I used to joke and call this 'my line of frustration'. We used to go to the well to get sample water for our research. Initially people were very helpful but since the study went on for a year, towards the end it was difficult. There was this long line of gagris, and in the dry season it's a lot to ask for a liter of water when there's barely any. 



What is enteric fever?

A study published by the Oxford Clinical Research Unit Nepal in 2008 mentioned that Kathmandu was considered the enteric fever capital of the world. By the time I arrived in Kathmandu in October 2014, I am told the number of infected cases have decreased significantly this year.

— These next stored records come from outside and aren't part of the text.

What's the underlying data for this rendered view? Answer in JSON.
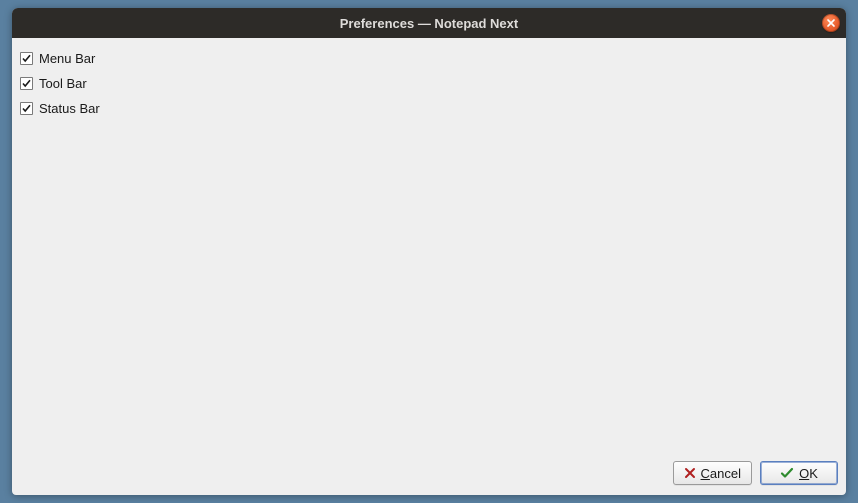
{
  "title": "Preferences — Notepad Next",
  "options": [
    {
      "label": "Menu Bar",
      "checked": true
    },
    {
      "label": "Tool Bar",
      "checked": true
    },
    {
      "label": "Status Bar",
      "checked": true
    }
  ],
  "buttons": {
    "cancel": {
      "label_plain": "Cancel",
      "accel_index": 0
    },
    "ok": {
      "label_plain": "OK",
      "accel_index": 0
    }
  }
}
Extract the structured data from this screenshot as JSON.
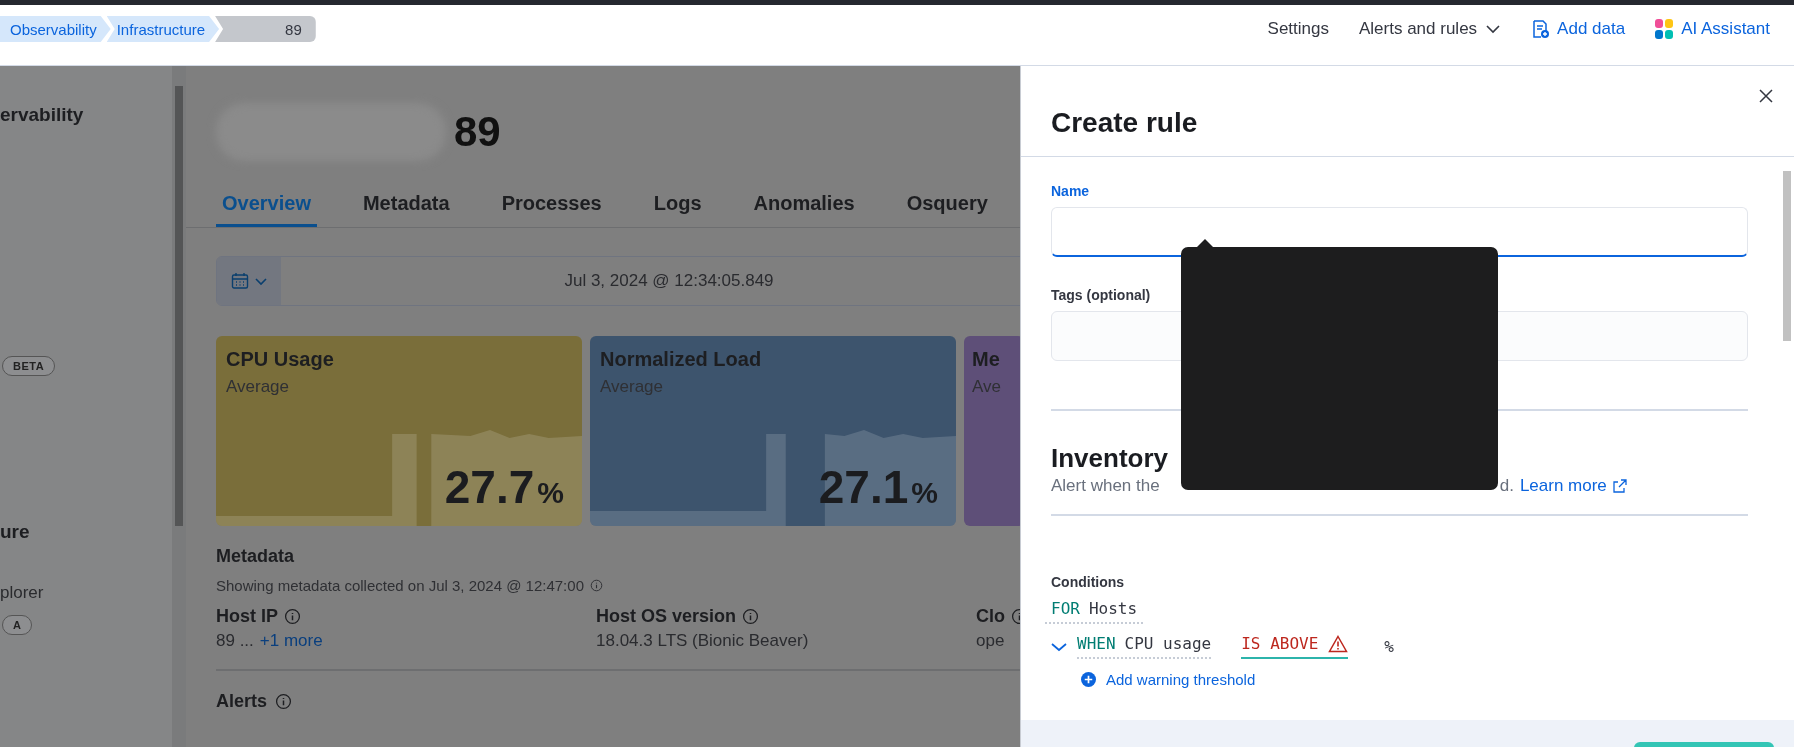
{
  "breadcrumbs": [
    {
      "label": "Observability",
      "selected": false
    },
    {
      "label": "Infrastructure",
      "selected": false
    },
    {
      "label": "89",
      "selected": true
    }
  ],
  "header_actions": [
    {
      "kind": "plain",
      "label": "Settings"
    },
    {
      "kind": "dropdown",
      "label": "Alerts and rules"
    },
    {
      "kind": "add",
      "label": "Add data"
    },
    {
      "kind": "assistant",
      "label": "AI Assistant"
    }
  ],
  "sidebar": {
    "items": [
      {
        "kind": "heading",
        "label": "ervability"
      },
      {
        "kind": "badge",
        "label": "BETA"
      },
      {
        "kind": "heading",
        "label": "ure"
      },
      {
        "kind": "link",
        "label": "plorer"
      },
      {
        "kind": "badge",
        "label": "A"
      }
    ]
  },
  "host": {
    "title": "89",
    "tabs": [
      {
        "label": "Overview",
        "selected": true
      },
      {
        "label": "Metadata",
        "selected": false
      },
      {
        "label": "Processes",
        "selected": false
      },
      {
        "label": "Logs",
        "selected": false
      },
      {
        "label": "Anomalies",
        "selected": false
      },
      {
        "label": "Osquery",
        "selected": false
      }
    ],
    "date_picker": {
      "value": "Jul 3, 2024 @ 12:34:05.849"
    },
    "kpis": [
      {
        "title": "CPU Usage",
        "subtitle": "Average",
        "value": "27.7",
        "unit": "%",
        "color": "#7a6e3a"
      },
      {
        "title": "Normalized Load",
        "subtitle": "Average",
        "value": "27.1",
        "unit": "%",
        "color": "#3d546d"
      },
      {
        "title": "Me",
        "subtitle": "Ave",
        "color": "#5e4f78"
      }
    ],
    "metadata": {
      "title": "Metadata",
      "note": "Showing metadata collected on Jul 3, 2024 @ 12:47:00",
      "fields": [
        {
          "label": "Host IP",
          "value": "89 ...",
          "link": "+1 more"
        },
        {
          "label": "Host OS version",
          "value": "18.04.3 LTS (Bionic Beaver)"
        },
        {
          "label": "Clo",
          "value": "ope"
        }
      ]
    },
    "alerts": {
      "title": "Alerts"
    }
  },
  "flyout": {
    "title": "Create rule",
    "name_field": {
      "label": "Name",
      "focused": true
    },
    "tags_field": {
      "label": "Tags (optional)"
    },
    "rule_type": {
      "title": "Inventory",
      "description_start": "Alert when the",
      "description_end": "d.",
      "link": "Learn more"
    },
    "conditions": {
      "label": "Conditions",
      "for_keyword": "FOR",
      "for_value": "Hosts",
      "criteria": [
        {
          "expanded": true,
          "when_keyword": "WHEN",
          "metric": "CPU usage",
          "comparator": "IS ABOVE",
          "invalid": true,
          "unit": "%"
        }
      ],
      "add_link": "Add warning threshold"
    }
  }
}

It is worth mentioning that precisely because of Dr. Abhilasha's studies on the presence of Salmonella Typhi and Salmonella Paratyphi A in water sources around Patan, including those collected from the hiti that sparked this project. There is substantial effort in studying illnesses caused by poor sanitation and contaminated water, but not enough is known about the complex relationship people have with the hiti, which aside from providing water has many other religious and social functions. 

So what is enteric fever? 

After some research for my own understanding, the following is a breakdown of the sickness in layman terms. 

Enteric fever, or typhoid, is a bacteria infection that can spread to other organs. It can be critical if not treated, particularly in children and young adults. It is caused by Salmonella enterica and its subdivisions Paratyphi A, B, and C. In Nepal S typhi and Paratyphi A are mainly responsible for outbreaks. 

' Bacilli of typhoid fever from a culture' Photo from the  Wellcome Library , London.  CC By 4.0

'Bacilli of typhoid fever from a culture' Photo from the Wellcome Library, London. CC By 4.0

Typhoid spread when people ingest food or water contaminated by feces of an infected person. This happens when the infected person serve food or water without washing their hands after defecation, or when insects and house flies spread the bacteria in places with poor sanitation and open sewers by landing on waste material and then on food or drinks. The disease also spread quickly when water sources for consumption are contaminated by sewage or waste water. Below is a fantastic illustration from 1939 showing water in a well become contaminated from the Wikipedia page for typhoid fever.

'An illustration showing various ways that a water well (center) may become infected by typhoid fever bacteria' 1939. Illustration from the   Vore Sygdome; Bind II, side 116. PD

'An illustration showing various ways that a water well (center) may become infected by typhoid fever bacteria' 1939. Illustration from the Vore Sygdome; Bind II, side 116. PD

Typhoid outbreaks mostly occur in poor areas with low sanitation. Because it only spreads from human to human, it can be prevented by improving sanitation and hygiene. The simple act of washing our hands after using the bathroom can help prevent infection.

In the case of Nepal, the influx in rural people moving into the city in recent years created overcrowded unhygienic living conditions and water shortage. Rural people also lack resistance to bacteria present in the valley and are more susceptible to getting ill. The religious function of the hiti as well as old habits also make the act of drinking straight from the spouts very common and accepted. In the case when water from these hiti are badly contaminated, a large number of people, consequently, become ill. 

Mangaa H  iti, built around 570 AD, at the Patan Durbar Square on Mangal Bazaar

Mangaa Hiti, built around 570 AD, at the Patan Durbar Square on Mangal Bazaar